As Jervis says, everything Jim does has consequences, and they’re still haunting him. “In the end, I did exactly what he wanted,” Jim admits to Harvey. “He won.” For now, anyway. Jim will find some way to lock up Jervis.
Until then, he needs to work on his love life, which is in worse condition than Gotham. (That’s saying a lot with Penguin as mayor.) Clearly any hopes of staying on friendly terms with Lee is over. But how will this impact his relationship with Val? Will she be flattered that he loves her, or terrified of what being with Jim Gordon entails?
And does he really love Val? I doubt it. I suspect he’s hurt and angry with Lee, and would truly rather have seen her die than Val. It’s obvious he’s still bitter. How can her engagement with Mario Falcone (Falcone!!) be “water under the bridge” if he burned the bridge with Lee?
Now onto the second story of heartbreak. Turns out my theory last week that Ed was going to betray Penguin was way off base. I’m actually glad I was wrong. Instead, “Gotham” had the courage to turn the bromance of the century into a budding romance: Penguin is in love with Ed.
It’s about time. And I’m not just talking about Penguin wanting to take their relationship to the next level.
Though “Gotham” has been progressive for including interracial and bisexual couples, the recurring bisexual female characters — and lack of gay male characters — seemed to mostly be an appeal to the younger male audience.
Now they’ve outed a major character as gay. That’s huge in the comic book world, and deserves applause.
But even if it’s a big step for “Gotham,” Penguin’s love life is going nowhere. While Penguin’s working on his big speech to confess his love to Ed, Ed is out buying wine for dinner. As fate would have it, he meets a Kris Kringle lookalike who uses riddles for pickup lines. It’s a match made in hell.
Poor Penguin. He finally finds a love interest other than his mother, and that man falls for someone the complete opposite of him, in looks, demeanor and gender. There goes his shot at bliss with Ed.

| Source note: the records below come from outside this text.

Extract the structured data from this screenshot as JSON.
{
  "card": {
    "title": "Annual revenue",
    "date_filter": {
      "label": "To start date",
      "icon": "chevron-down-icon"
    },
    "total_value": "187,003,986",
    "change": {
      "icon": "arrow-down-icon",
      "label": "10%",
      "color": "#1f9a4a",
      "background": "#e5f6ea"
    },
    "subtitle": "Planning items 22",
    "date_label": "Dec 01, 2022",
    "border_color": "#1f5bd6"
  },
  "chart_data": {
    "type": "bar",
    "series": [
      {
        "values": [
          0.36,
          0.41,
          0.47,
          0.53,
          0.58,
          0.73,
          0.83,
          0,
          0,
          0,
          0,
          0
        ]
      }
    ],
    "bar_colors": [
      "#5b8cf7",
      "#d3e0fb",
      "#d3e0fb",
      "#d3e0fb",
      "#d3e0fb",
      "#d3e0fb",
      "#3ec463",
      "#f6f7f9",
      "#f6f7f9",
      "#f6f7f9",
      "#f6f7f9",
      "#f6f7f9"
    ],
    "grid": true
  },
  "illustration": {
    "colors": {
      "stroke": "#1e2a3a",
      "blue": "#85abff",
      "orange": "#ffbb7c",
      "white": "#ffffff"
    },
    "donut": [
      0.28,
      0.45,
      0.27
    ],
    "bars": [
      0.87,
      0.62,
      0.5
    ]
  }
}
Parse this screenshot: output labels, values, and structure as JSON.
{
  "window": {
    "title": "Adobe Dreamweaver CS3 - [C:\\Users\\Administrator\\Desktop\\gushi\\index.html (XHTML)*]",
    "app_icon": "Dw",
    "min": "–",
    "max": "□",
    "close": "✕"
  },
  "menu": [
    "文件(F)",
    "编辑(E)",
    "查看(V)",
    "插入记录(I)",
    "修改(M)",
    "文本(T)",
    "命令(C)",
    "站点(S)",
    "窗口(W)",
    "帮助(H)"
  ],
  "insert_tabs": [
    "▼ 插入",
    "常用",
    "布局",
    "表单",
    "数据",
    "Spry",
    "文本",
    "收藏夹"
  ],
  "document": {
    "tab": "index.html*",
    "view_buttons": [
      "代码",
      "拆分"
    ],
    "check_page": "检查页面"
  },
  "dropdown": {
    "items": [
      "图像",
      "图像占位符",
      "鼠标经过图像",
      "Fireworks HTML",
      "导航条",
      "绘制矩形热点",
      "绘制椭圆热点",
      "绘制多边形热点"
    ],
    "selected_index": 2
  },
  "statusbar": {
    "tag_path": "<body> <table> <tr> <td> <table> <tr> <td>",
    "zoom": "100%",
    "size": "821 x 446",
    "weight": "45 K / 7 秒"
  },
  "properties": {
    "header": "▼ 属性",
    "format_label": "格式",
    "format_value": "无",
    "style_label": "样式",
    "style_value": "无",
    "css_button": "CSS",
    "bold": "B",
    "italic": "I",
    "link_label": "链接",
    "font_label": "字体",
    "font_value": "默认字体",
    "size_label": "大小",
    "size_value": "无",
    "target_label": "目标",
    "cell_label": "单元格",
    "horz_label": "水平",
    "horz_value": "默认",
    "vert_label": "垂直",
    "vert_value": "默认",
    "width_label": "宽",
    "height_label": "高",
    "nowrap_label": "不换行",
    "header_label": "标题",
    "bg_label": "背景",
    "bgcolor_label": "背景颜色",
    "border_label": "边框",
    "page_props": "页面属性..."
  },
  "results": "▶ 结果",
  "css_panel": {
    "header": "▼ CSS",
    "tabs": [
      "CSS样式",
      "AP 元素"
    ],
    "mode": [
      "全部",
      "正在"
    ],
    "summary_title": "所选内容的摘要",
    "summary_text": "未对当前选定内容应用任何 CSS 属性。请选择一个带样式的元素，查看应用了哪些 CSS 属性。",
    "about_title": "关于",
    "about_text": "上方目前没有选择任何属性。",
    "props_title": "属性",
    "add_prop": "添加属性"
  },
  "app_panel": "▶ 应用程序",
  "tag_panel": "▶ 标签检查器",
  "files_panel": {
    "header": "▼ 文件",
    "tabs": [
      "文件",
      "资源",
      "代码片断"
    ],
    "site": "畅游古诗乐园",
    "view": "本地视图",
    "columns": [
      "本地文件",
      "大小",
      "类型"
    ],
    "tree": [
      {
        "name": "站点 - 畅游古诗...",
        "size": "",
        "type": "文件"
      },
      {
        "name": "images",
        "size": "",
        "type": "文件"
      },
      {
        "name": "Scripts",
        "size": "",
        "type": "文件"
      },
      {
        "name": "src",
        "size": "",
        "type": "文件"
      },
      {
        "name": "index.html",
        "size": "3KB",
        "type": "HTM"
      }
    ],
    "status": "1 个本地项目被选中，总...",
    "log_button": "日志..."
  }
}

How will Penguin react? Will he get angry and push Ed out of his life? Or will he get possessive and put a hit out on Ed’s new fling?
More “Mad City: Follow the White Rabbit” highlights:
Best burn: “You and Jim were made for each other,” Lee says, scoffing at Val’s insistence to interview her about Alice Tetch’s blood while they’re held hostage together.
“Thanks,” Val replies.
“It’s not a compliment,” Lee shoots back.
Biggest unanswered question: That shoebox that Ed wants his intern/gopher to take to Lee’s doorstep and set on fire on the ends. Uh, what happened to that? I know there were more dramatic matters to attend to at casa de Thompkins/Falcone, but why introduce that if you’re not going to finish it?
Cutest moment: Penguin hitting his head with the folders in awkward frustration when he’s trying to get the guts to tell Ed his feelings. Aww, you’ll find love someday, Penguin!